All breeds are subject to renal dysplasia but there are several for which the risk of carrying the disease is higher than average. These include Samoyed, Malamutes, and Spitz breeds in general, as well as Doberman Pinschers, Terriers, and toy breeds such as the Poodle.
Renal dysplasia first manifests itself with certain clinical signs that you can spot, should you be aware of them. The foremost of these symptoms is an increased thirst and need for urination (polyuria). Though the dog is expelling more urine than normal, this urine does not carry any toxins out of the body with it and so it must not be mistaken for the result of a properly functioning kidney. Lethargy and loss of appetite are also clear indicators.
Your veterinarian will be able to make a much more accurate diagnosis and rule out other possibilities. He or she will likely take several urine samples and perform ultrasounds on the kidneys to look for visible abnormalities. A high percentage of acid in the urine is a clear sign of impending renal failure. In addition, the dog's potassium levels will likely be very low, while the phosphorous is elevated as the kidneys are no longer able to properly metabolize it. An increase in red blood cells that leads to anemia is also a very likely consequence.
There is no real treatment for renal dysplasia and the above symptoms are usually just treated independently from the main disease in order to make the dog as comfortable as possible. Medication can be prescribed and certain changes can be made to the dog's diet in order to reduce the level of acid in the urine, and dehydration can be relieved by means of intravenous nutrition supplements. Medications to control vomiting and high blood pressure as well as iron supplements to combat anemia round out the barrage of medications necessary to help a dog feel comfortable in spite of the failure of the kidneys to carry out their essential tasks.
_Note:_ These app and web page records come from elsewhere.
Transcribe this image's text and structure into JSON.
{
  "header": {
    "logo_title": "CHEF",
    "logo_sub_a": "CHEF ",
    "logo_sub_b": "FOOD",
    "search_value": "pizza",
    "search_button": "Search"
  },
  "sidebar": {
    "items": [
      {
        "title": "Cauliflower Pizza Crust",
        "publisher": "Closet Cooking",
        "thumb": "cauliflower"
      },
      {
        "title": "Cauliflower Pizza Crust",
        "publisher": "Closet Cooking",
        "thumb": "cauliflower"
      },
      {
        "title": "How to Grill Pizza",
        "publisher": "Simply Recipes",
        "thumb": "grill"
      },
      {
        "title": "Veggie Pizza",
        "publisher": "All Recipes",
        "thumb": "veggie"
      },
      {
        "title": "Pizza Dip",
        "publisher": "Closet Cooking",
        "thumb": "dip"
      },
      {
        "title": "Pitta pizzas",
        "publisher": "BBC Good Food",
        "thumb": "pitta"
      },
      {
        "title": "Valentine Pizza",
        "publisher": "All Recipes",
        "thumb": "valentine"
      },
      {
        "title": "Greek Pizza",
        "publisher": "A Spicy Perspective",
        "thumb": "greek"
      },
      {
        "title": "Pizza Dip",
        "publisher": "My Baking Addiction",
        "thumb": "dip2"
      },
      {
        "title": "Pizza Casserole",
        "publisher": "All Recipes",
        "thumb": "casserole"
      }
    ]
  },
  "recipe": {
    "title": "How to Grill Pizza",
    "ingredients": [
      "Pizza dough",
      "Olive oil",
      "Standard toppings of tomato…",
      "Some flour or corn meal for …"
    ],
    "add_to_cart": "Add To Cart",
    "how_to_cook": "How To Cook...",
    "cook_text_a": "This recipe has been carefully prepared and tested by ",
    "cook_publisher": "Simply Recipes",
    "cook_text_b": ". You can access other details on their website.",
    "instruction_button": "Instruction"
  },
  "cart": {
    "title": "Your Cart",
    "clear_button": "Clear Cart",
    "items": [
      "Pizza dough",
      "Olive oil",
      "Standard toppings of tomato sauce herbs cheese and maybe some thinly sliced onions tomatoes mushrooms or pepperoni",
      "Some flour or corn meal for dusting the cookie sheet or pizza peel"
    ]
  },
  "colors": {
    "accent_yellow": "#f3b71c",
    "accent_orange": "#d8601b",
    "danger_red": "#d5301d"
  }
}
It should be acknowledged, however, these support treatments are only helping the symptoms and prolonging the inevitable. There is no cure for renal dysplasia and after a matter of time, total renal failure is certain to happen.
Renal dysplasia is an inherited condition and dogs that suffer from it should not be used for breeding.